Population growth from migration continues to break all previous records, with a net gain of 70,354 new residents in the November year.
This compares to 63,659 in the 12 months to November last year, 49,846 in the 12 months to November 2014, 19,478 in the year to November 2013 and a net loss of 1587 in the year to November 2012.
The biggest source of new migrants was China, with a net gain (long term arrivals minus departures) of 10,281 in the year to November, plus another 857 from Hong Kong.
That was followed by India which provided a net gain of 9109, the UK 5408, the Philippines 4515 and South Africa 4022.
There was a net loss of 1899 New Zealand citizens in the 12 months to November, and a net gain of 56,303 citizens of other countries.
Auckland remains the most popular destination for migrants by far, with 33,536 of those who arrived in the year to November saying they intended to live in Auckland, followed by Canterbury with 6703, Wellington 3589, Waikato 2764, and Bay of Plenty 2416.
However the actual number settling in Auckland was probably closer to 40,000 for the year because another 14,527 migrants did not state where they intended to live when they arrived.
The record flows of migrants into Auckland puts more pressure on the regions's infrastructure and compounds its serious housing shortage.
Statistics NZ estimates that migration is accounting for around two thirds of Auckland's population growth and there is an estimated housing shortage of more than 30,000 homes in the region which is worsening each month.
In the year to November, 41,200 migrants came to this country on work visas, 24,600 on student visas and 16,500 on residency visas.
Many of those who arrive on work and student visas apply for residency once they are here and become permanent residents.
There were also 37,500 Australian and New Zealand citizens, who do not require visas, who arrived in or returned to this country after an extended absence overseas.
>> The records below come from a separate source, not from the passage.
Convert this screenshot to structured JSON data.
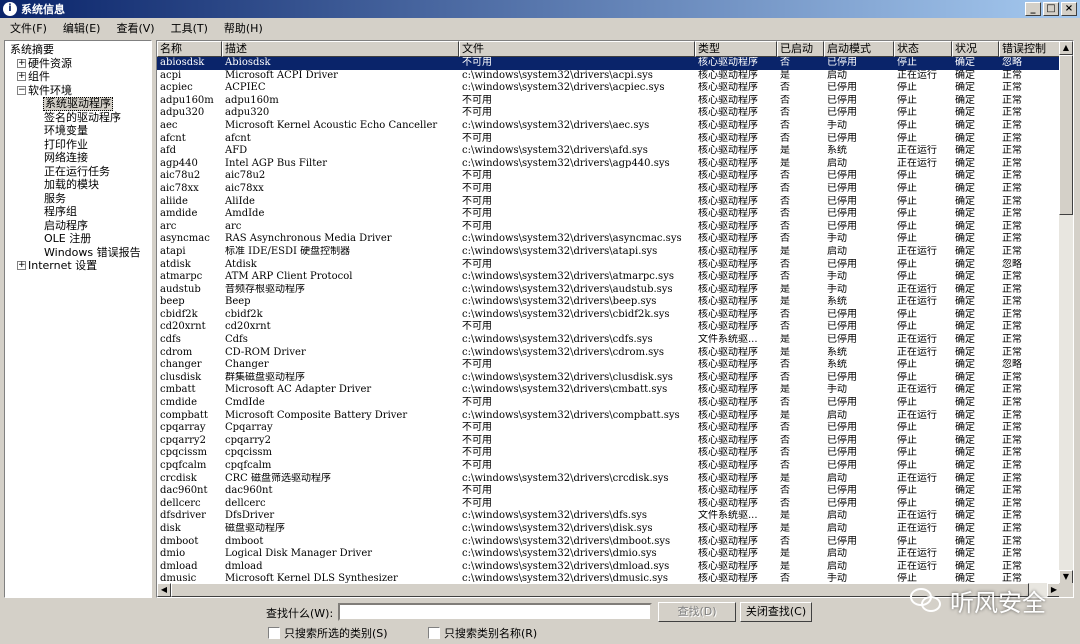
{
  "window": {
    "title": "系统信息",
    "controls": [
      "_",
      "□",
      "×"
    ]
  },
  "menu": [
    "文件(F)",
    "编辑(E)",
    "查看(V)",
    "工具(T)",
    "帮助(H)"
  ],
  "tree": [
    {
      "label": "系统摘要",
      "level": 0,
      "expander": ""
    },
    {
      "label": "硬件资源",
      "level": 1,
      "expander": "+"
    },
    {
      "label": "组件",
      "level": 1,
      "expander": "+"
    },
    {
      "label": "软件环境",
      "level": 1,
      "expander": "−"
    },
    {
      "label": "系统驱动程序",
      "level": 2,
      "expander": "",
      "selected": true
    },
    {
      "label": "签名的驱动程序",
      "level": 2,
      "expander": ""
    },
    {
      "label": "环境变量",
      "level": 2,
      "expander": ""
    },
    {
      "label": "打印作业",
      "level": 2,
      "expander": ""
    },
    {
      "label": "网络连接",
      "level": 2,
      "expander": ""
    },
    {
      "label": "正在运行任务",
      "level": 2,
      "expander": ""
    },
    {
      "label": "加载的模块",
      "level": 2,
      "expander": ""
    },
    {
      "label": "服务",
      "level": 2,
      "expander": ""
    },
    {
      "label": "程序组",
      "level": 2,
      "expander": ""
    },
    {
      "label": "启动程序",
      "level": 2,
      "expander": ""
    },
    {
      "label": "OLE 注册",
      "level": 2,
      "expander": ""
    },
    {
      "label": "Windows 错误报告",
      "level": 2,
      "expander": ""
    },
    {
      "label": "Internet 设置",
      "level": 1,
      "expander": "+"
    }
  ],
  "table": {
    "columns": [
      "名称",
      "描述",
      "文件",
      "类型",
      "已启动",
      "启动模式",
      "状态",
      "状况",
      "错误控制"
    ],
    "rows": [
      [
        "abiosdsk",
        "Abiosdsk",
        "不可用",
        "核心驱动程序",
        "否",
        "已停用",
        "停止",
        "确定",
        "忽略"
      ],
      [
        "acpi",
        "Microsoft ACPI Driver",
        "c:\\windows\\system32\\drivers\\acpi.sys",
        "核心驱动程序",
        "是",
        "启动",
        "正在运行",
        "确定",
        "正常"
      ],
      [
        "acpiec",
        "ACPIEC",
        "c:\\windows\\system32\\drivers\\acpiec.sys",
        "核心驱动程序",
        "否",
        "已停用",
        "停止",
        "确定",
        "正常"
      ],
      [
        "adpu160m",
        "adpu160m",
        "不可用",
        "核心驱动程序",
        "否",
        "已停用",
        "停止",
        "确定",
        "正常"
      ],
      [
        "adpu320",
        "adpu320",
        "不可用",
        "核心驱动程序",
        "否",
        "已停用",
        "停止",
        "确定",
        "正常"
      ],
      [
        "aec",
        "Microsoft Kernel Acoustic Echo Canceller",
        "c:\\windows\\system32\\drivers\\aec.sys",
        "核心驱动程序",
        "否",
        "手动",
        "停止",
        "确定",
        "正常"
      ],
      [
        "afcnt",
        "afcnt",
        "不可用",
        "核心驱动程序",
        "否",
        "已停用",
        "停止",
        "确定",
        "正常"
      ],
      [
        "afd",
        "AFD",
        "c:\\windows\\system32\\drivers\\afd.sys",
        "核心驱动程序",
        "是",
        "系统",
        "正在运行",
        "确定",
        "正常"
      ],
      [
        "agp440",
        "Intel AGP Bus Filter",
        "c:\\windows\\system32\\drivers\\agp440.sys",
        "核心驱动程序",
        "是",
        "启动",
        "正在运行",
        "确定",
        "正常"
      ],
      [
        "aic78u2",
        "aic78u2",
        "不可用",
        "核心驱动程序",
        "否",
        "已停用",
        "停止",
        "确定",
        "正常"
      ],
      [
        "aic78xx",
        "aic78xx",
        "不可用",
        "核心驱动程序",
        "否",
        "已停用",
        "停止",
        "确定",
        "正常"
      ],
      [
        "aliide",
        "AliIde",
        "不可用",
        "核心驱动程序",
        "否",
        "已停用",
        "停止",
        "确定",
        "正常"
      ],
      [
        "amdide",
        "AmdIde",
        "不可用",
        "核心驱动程序",
        "否",
        "已停用",
        "停止",
        "确定",
        "正常"
      ],
      [
        "arc",
        "arc",
        "不可用",
        "核心驱动程序",
        "否",
        "已停用",
        "停止",
        "确定",
        "正常"
      ],
      [
        "asyncmac",
        "RAS Asynchronous Media Driver",
        "c:\\windows\\system32\\drivers\\asyncmac.sys",
        "核心驱动程序",
        "否",
        "手动",
        "停止",
        "确定",
        "正常"
      ],
      [
        "atapi",
        "标准 IDE/ESDI 硬盘控制器",
        "c:\\windows\\system32\\drivers\\atapi.sys",
        "核心驱动程序",
        "是",
        "启动",
        "正在运行",
        "确定",
        "正常"
      ],
      [
        "atdisk",
        "Atdisk",
        "不可用",
        "核心驱动程序",
        "否",
        "已停用",
        "停止",
        "确定",
        "忽略"
      ],
      [
        "atmarpc",
        "ATM ARP Client Protocol",
        "c:\\windows\\system32\\drivers\\atmarpc.sys",
        "核心驱动程序",
        "否",
        "手动",
        "停止",
        "确定",
        "正常"
      ],
      [
        "audstub",
        "音频存根驱动程序",
        "c:\\windows\\system32\\drivers\\audstub.sys",
        "核心驱动程序",
        "是",
        "手动",
        "正在运行",
        "确定",
        "正常"
      ],
      [
        "beep",
        "Beep",
        "c:\\windows\\system32\\drivers\\beep.sys",
        "核心驱动程序",
        "是",
        "系统",
        "正在运行",
        "确定",
        "正常"
      ],
      [
        "cbidf2k",
        "cbidf2k",
        "c:\\windows\\system32\\drivers\\cbidf2k.sys",
        "核心驱动程序",
        "否",
        "已停用",
        "停止",
        "确定",
        "正常"
      ],
      [
        "cd20xrnt",
        "cd20xrnt",
        "不可用",
        "核心驱动程序",
        "否",
        "已停用",
        "停止",
        "确定",
        "正常"
      ],
      [
        "cdfs",
        "Cdfs",
        "c:\\windows\\system32\\drivers\\cdfs.sys",
        "文件系统驱...",
        "是",
        "已停用",
        "正在运行",
        "确定",
        "正常"
      ],
      [
        "cdrom",
        "CD-ROM Driver",
        "c:\\windows\\system32\\drivers\\cdrom.sys",
        "核心驱动程序",
        "是",
        "系统",
        "正在运行",
        "确定",
        "正常"
      ],
      [
        "changer",
        "Changer",
        "不可用",
        "核心驱动程序",
        "否",
        "系统",
        "停止",
        "确定",
        "忽略"
      ],
      [
        "clusdisk",
        "群集磁盘驱动程序",
        "c:\\windows\\system32\\drivers\\clusdisk.sys",
        "核心驱动程序",
        "否",
        "已停用",
        "停止",
        "确定",
        "正常"
      ],
      [
        "cmbatt",
        "Microsoft AC Adapter Driver",
        "c:\\windows\\system32\\drivers\\cmbatt.sys",
        "核心驱动程序",
        "是",
        "手动",
        "正在运行",
        "确定",
        "正常"
      ],
      [
        "cmdide",
        "CmdIde",
        "不可用",
        "核心驱动程序",
        "否",
        "已停用",
        "停止",
        "确定",
        "正常"
      ],
      [
        "compbatt",
        "Microsoft Composite Battery Driver",
        "c:\\windows\\system32\\drivers\\compbatt.sys",
        "核心驱动程序",
        "是",
        "启动",
        "正在运行",
        "确定",
        "正常"
      ],
      [
        "cpqarray",
        "Cpqarray",
        "不可用",
        "核心驱动程序",
        "否",
        "已停用",
        "停止",
        "确定",
        "正常"
      ],
      [
        "cpqarry2",
        "cpqarry2",
        "不可用",
        "核心驱动程序",
        "否",
        "已停用",
        "停止",
        "确定",
        "正常"
      ],
      [
        "cpqcissm",
        "cpqcissm",
        "不可用",
        "核心驱动程序",
        "否",
        "已停用",
        "停止",
        "确定",
        "正常"
      ],
      [
        "cpqfcalm",
        "cpqfcalm",
        "不可用",
        "核心驱动程序",
        "否",
        "已停用",
        "停止",
        "确定",
        "正常"
      ],
      [
        "crcdisk",
        "CRC 磁盘筛选驱动程序",
        "c:\\windows\\system32\\drivers\\crcdisk.sys",
        "核心驱动程序",
        "是",
        "启动",
        "正在运行",
        "确定",
        "正常"
      ],
      [
        "dac960nt",
        "dac960nt",
        "不可用",
        "核心驱动程序",
        "否",
        "已停用",
        "停止",
        "确定",
        "正常"
      ],
      [
        "dellcerc",
        "dellcerc",
        "不可用",
        "核心驱动程序",
        "否",
        "已停用",
        "停止",
        "确定",
        "正常"
      ],
      [
        "dfsdriver",
        "DfsDriver",
        "c:\\windows\\system32\\drivers\\dfs.sys",
        "文件系统驱...",
        "是",
        "启动",
        "正在运行",
        "确定",
        "正常"
      ],
      [
        "disk",
        "磁盘驱动程序",
        "c:\\windows\\system32\\drivers\\disk.sys",
        "核心驱动程序",
        "是",
        "启动",
        "正在运行",
        "确定",
        "正常"
      ],
      [
        "dmboot",
        "dmboot",
        "c:\\windows\\system32\\drivers\\dmboot.sys",
        "核心驱动程序",
        "否",
        "已停用",
        "停止",
        "确定",
        "正常"
      ],
      [
        "dmio",
        "Logical Disk Manager Driver",
        "c:\\windows\\system32\\drivers\\dmio.sys",
        "核心驱动程序",
        "是",
        "启动",
        "正在运行",
        "确定",
        "正常"
      ],
      [
        "dmload",
        "dmload",
        "c:\\windows\\system32\\drivers\\dmload.sys",
        "核心驱动程序",
        "是",
        "启动",
        "正在运行",
        "确定",
        "正常"
      ],
      [
        "dmusic",
        "Microsoft Kernel DLS Synthesizer",
        "c:\\windows\\system32\\drivers\\dmusic.sys",
        "核心驱动程序",
        "否",
        "手动",
        "停止",
        "确定",
        "正常"
      ]
    ]
  },
  "find": {
    "label": "查找什么(W):",
    "value": "",
    "find_button": "查找(D)",
    "close_button": "关闭查找(C)",
    "check_selected_category": "只搜索所选的类别(S)",
    "check_category_names": "只搜索类别名称(R)"
  },
  "watermark": "听风安全",
  "colors": {
    "selection": "#0a246a",
    "window_bg": "#d4d0c8"
  }
}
The interactive chart below shows the monthly trend in net migration since 1990: